With a bitterly divided America failing to deliver a decisive result for either party, a jittery public awaited clarity Wednesday over the fate of a race that remained too early to call.
Across the country, sleep-deprived voters were tuned to newscasts while refreshing maps checkered with blue and red that delivered no clear answers.
“There will be a lot of confusion, a lot of chaos,” said Lewis Stevens, 47, a graphic designer and film producer in Detroit who voted for former Vice President Joe Biden. “I’m anticipating court legal battles, the whole nine yards.”
Votes were still being counted across the country and likely will be for days to come as Biden and President Donald Trump both remain short of the necessary 270 electoral votes to win.
Nothing was out of the ordinary in that process beyond a predicted surge of mail-in votes, but the lack of certainty wore on a public exhausted by a seemingly endless campaign.
The verdict will be delivered by a handful of swing states with razor-thin margins likely to lead to recounts and legal challenges. Voters there took deep breaths, coaxed themselves into sanity or otherwise sought refuge from the perplexity and possible further delays.
In North Carolina, where Democrats clung to hope despite a lead for Trump, Kyle Holland, an 18-year-old student voting in his first election, thought his choice of Trump would prevail.
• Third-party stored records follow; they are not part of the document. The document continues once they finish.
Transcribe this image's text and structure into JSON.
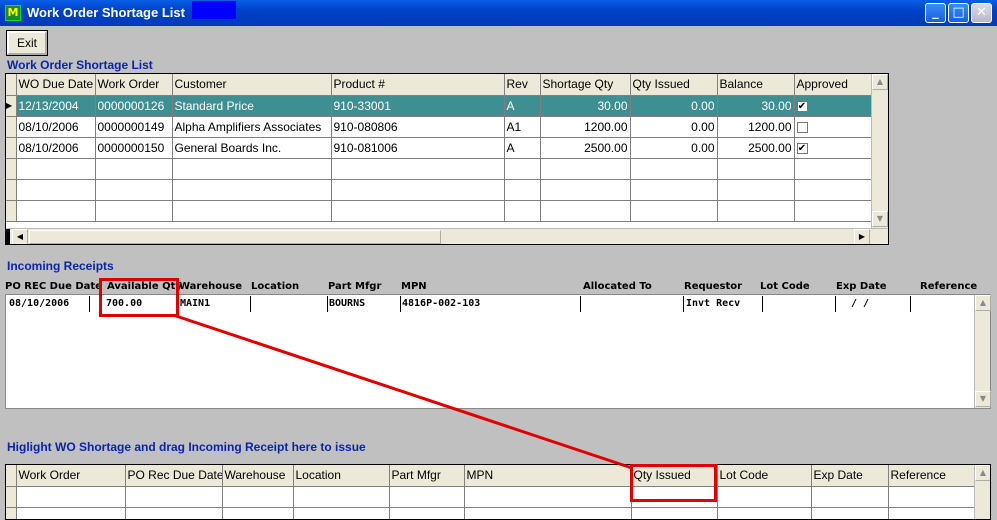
{
  "window": {
    "title": "Work Order Shortage List",
    "app_icon_glyph": "M",
    "buttons": {
      "minimize": "_",
      "maximize": "□",
      "close": "✕"
    }
  },
  "toolbar": {
    "exit_label": "Exit"
  },
  "shortage": {
    "section_title": "Work Order Shortage List",
    "columns": [
      "WO Due Date",
      "Work Order",
      "Customer",
      "Product #",
      "Rev",
      "Shortage Qty",
      "Qty Issued",
      "Balance",
      "Approved"
    ],
    "rows": [
      {
        "due": "12/13/2004",
        "wo": "0000000126",
        "customer": "Standard Price",
        "product": "910-33001",
        "rev": "A",
        "shortage": "30.00",
        "issued": "0.00",
        "balance": "30.00",
        "approved": true
      },
      {
        "due": "08/10/2006",
        "wo": "0000000149",
        "customer": "Alpha Amplifiers Associates",
        "product": "910-080806",
        "rev": "A1",
        "shortage": "1200.00",
        "issued": "0.00",
        "balance": "1200.00",
        "approved": false
      },
      {
        "due": "08/10/2006",
        "wo": "0000000150",
        "customer": "General Boards Inc.",
        "product": "910-081006",
        "rev": "A",
        "shortage": "2500.00",
        "issued": "0.00",
        "balance": "2500.00",
        "approved": true
      }
    ]
  },
  "receipts": {
    "section_title": "Incoming Receipts",
    "columns": [
      "PO REC Due Date",
      "Available Qty",
      "Warehouse",
      "Location",
      "Part Mfgr",
      "MPN",
      "Allocated To",
      "Requestor",
      "Lot Code",
      "Exp Date",
      "Reference"
    ],
    "row": {
      "due": "08/10/2006",
      "qty": "700.00",
      "warehouse": "MAIN1",
      "location": "",
      "mfgr": "BOURNS",
      "mpn": "4816P-002-103",
      "allocated": "",
      "requestor": "Invt Recv",
      "lot": "",
      "exp": "/  /",
      "reference": ""
    }
  },
  "issue": {
    "section_title": "Higlight WO Shortage and drag Incoming Receipt here to issue",
    "columns": [
      "Work Order",
      "PO Rec Due Date",
      "Warehouse",
      "Location",
      "Part Mfgr",
      "MPN",
      "Qty Issued",
      "Lot Code",
      "Exp Date",
      "Reference"
    ]
  },
  "colors": {
    "selection": "#3e8f91",
    "title": "#0b25a8",
    "annotation": "#e00000"
  }
}
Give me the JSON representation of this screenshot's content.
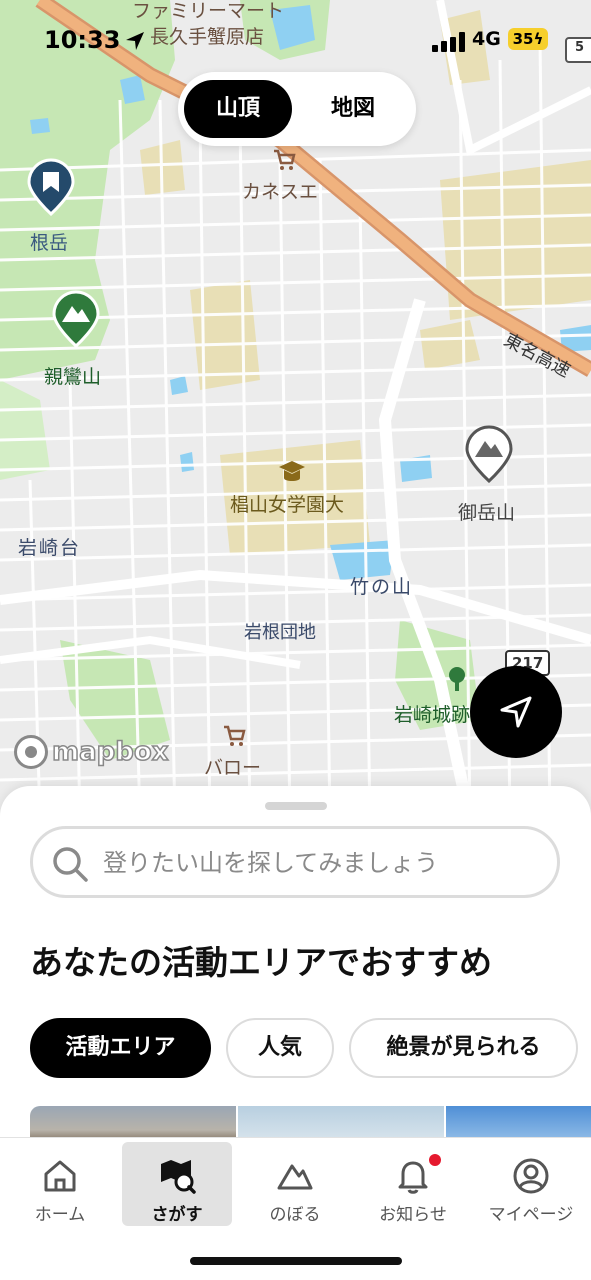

“I think he looks in pretty good shape. I mean, it’s not gonna be a blowout or anything, but I think he’s gonna be able to get to 270 electoral votes,” said Holland, who lives in Faison, North Carolina.
In Michigan, where Biden held a narrow lead, 78-year-old Jerry Stutzman, who cast his vote for Trump, expressed disappointment about delays in returns but said he wouldn’t lose any sleep over it.
“You’ve got to be careful what you stress over,” the retired businessman said. “I will keep positive. I’m not going to bury myself in the sand. There’s always challenges in the world and you’ve got to learn to live with them.”